:: Extracted data
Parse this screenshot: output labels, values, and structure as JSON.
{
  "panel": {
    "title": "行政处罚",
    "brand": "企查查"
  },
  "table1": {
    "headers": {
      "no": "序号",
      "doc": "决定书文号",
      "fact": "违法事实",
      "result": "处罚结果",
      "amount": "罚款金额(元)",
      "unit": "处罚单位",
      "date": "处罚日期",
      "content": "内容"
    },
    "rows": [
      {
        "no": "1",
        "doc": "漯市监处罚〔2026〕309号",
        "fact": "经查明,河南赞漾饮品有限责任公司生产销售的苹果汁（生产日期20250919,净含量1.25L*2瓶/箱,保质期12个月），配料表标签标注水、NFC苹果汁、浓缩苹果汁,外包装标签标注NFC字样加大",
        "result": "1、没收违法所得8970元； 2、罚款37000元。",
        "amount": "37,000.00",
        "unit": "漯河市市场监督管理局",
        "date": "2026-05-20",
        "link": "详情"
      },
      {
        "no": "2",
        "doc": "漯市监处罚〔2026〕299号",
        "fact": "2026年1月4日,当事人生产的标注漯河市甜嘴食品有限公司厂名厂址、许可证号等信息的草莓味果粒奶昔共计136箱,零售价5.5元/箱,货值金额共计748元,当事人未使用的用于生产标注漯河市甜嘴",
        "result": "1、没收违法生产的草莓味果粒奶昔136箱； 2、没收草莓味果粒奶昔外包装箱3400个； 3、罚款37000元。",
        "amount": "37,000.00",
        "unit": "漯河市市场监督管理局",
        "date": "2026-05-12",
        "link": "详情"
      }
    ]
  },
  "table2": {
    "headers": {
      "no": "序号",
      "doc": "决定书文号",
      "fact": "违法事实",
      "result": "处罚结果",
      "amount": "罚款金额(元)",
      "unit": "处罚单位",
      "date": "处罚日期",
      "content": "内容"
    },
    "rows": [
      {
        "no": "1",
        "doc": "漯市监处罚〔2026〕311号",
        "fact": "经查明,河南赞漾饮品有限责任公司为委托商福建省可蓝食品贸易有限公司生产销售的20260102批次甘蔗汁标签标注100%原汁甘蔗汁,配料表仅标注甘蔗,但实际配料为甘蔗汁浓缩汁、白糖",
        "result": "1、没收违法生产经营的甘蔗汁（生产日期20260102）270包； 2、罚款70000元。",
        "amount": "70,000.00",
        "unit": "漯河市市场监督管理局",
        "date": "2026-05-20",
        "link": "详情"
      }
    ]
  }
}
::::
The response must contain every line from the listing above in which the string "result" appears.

      "result": "处罚结果",
        "result": "1、没收违法所得8970元； 2、罚款37000元。",
        "result": "1、没收违法生产的草莓味果粒奶昔136箱； 2、没收草莓味果粒奶昔外包装箱3400个； 3、罚款37000元。",
      "result": "处罚结果",
        "result": "1、没收违法生产经营的甘蔗汁（生产日期20260102）270包； 2、罚款70000元。",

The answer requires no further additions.